The last study adopted a slightly different approach. The authors performed a retrospective "observational case series" of all of the patients who who had smoke exposure, received HCB in the field, and were subsequently admitted to the ICU

A total of 69 patients were enrolled. Of these, 15 patients had been in cardiac arrest when EMS found them. Of these 15 patients, only 2 survived.

Hey, 2/15 is a 13% save rate, which might be really promising. Or might not be - we can't tell from the study design.

Study #4 - All smoke exposure patients who got HCB - in Texas! 
You might not have thought that Paris and Houston would have a lot in common!

You can skip Googling "Paris" and "Houston"
As it turns out, both Parisians and Texans have been using HCB for years, and a just-published abstract describes the experience of the FD in Houston. Unfortunately, the study wasn't "Texas-sized," and was actually smaller than those done in Paris.

Like the French studies, the Houston authors looked retrospectively at all the patients who had received HCB for "possible cyanide poisoning." Over a period of 4 years, 22 patients got the drug. Half of those were found in cardiac arrest, and 8/11 had ROSC "after administration of HCB."

So, awesome, right? Unlike study #2 above, the patients in cardiac arrest actually got HCB before ROSC, not after. Is this proof that HCB, given in arrest, can produce ROSC rates in almost 75% of cases? 

 Limitations of these "case series"studies
Unfortunately, we still can't say.  All of these studies were basically case series. It is very low-quality evidence, ranking just above expert opinion. You can think of such a study design as just a fancy doctor phrase meaning "a bunch of cool stories."

Why? Because there is no comparison group in any of them. Since the drug was never actually tested against another drug, let alone a placebo, we don't know if HCB helped, or did nothing

Heck, for all we know, it may have even hurt patients. We just don't know.

 So, what can we do with this data?
By itself, not much. HCB is a new therapy, with potential, but no solid human evidence to support when we should use it. Of course, we don't always wait for perfect evidence to come along before using drugs and therapies.

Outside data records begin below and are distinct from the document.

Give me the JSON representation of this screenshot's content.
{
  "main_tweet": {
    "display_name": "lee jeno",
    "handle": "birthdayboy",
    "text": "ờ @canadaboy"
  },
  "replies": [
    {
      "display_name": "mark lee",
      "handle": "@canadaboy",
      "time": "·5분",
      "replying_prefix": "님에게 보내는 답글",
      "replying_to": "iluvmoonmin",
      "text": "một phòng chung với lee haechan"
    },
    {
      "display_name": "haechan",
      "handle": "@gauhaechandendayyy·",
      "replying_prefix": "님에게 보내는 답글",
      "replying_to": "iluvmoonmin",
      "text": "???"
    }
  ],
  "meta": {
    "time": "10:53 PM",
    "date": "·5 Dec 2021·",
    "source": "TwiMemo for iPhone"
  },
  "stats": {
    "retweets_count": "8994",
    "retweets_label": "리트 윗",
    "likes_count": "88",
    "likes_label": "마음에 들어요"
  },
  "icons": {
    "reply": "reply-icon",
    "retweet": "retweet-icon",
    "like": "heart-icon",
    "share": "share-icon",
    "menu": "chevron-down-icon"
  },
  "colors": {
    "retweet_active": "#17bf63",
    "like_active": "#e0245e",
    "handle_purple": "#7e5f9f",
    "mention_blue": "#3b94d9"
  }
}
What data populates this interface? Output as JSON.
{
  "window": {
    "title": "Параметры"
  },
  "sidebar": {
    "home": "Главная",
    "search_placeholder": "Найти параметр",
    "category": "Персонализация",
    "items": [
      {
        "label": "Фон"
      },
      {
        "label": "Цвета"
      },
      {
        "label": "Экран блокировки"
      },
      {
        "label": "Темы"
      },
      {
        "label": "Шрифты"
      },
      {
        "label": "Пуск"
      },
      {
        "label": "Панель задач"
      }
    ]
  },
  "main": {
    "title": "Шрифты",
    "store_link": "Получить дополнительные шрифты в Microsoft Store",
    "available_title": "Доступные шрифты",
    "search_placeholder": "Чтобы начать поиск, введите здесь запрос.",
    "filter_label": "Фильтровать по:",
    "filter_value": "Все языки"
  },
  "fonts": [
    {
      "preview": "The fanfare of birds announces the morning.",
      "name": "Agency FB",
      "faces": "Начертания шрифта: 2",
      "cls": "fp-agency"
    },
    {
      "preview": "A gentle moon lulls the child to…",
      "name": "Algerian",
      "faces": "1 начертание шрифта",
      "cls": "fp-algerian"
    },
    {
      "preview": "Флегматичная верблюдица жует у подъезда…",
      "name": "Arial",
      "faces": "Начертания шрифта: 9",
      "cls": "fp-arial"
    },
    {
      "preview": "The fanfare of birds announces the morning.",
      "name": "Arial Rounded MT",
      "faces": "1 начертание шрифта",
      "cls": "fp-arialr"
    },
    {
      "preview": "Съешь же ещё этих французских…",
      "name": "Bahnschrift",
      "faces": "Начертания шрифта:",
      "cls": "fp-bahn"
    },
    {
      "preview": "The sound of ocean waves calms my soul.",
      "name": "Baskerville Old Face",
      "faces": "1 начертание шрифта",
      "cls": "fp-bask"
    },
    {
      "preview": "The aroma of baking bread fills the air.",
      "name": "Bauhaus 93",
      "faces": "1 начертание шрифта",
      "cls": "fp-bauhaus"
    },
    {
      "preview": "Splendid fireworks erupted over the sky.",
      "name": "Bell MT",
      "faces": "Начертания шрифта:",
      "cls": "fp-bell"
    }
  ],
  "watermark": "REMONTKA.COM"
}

With that in mind, what should you and your teammates do the next time FD drags a patient in cardiac arrest out of a fire? Or what if one of your firefighter teammates collapses next to you during a fire?

The next post will offer some suggestions, based on better evidence, of techniques and therapies that have been shown to lives.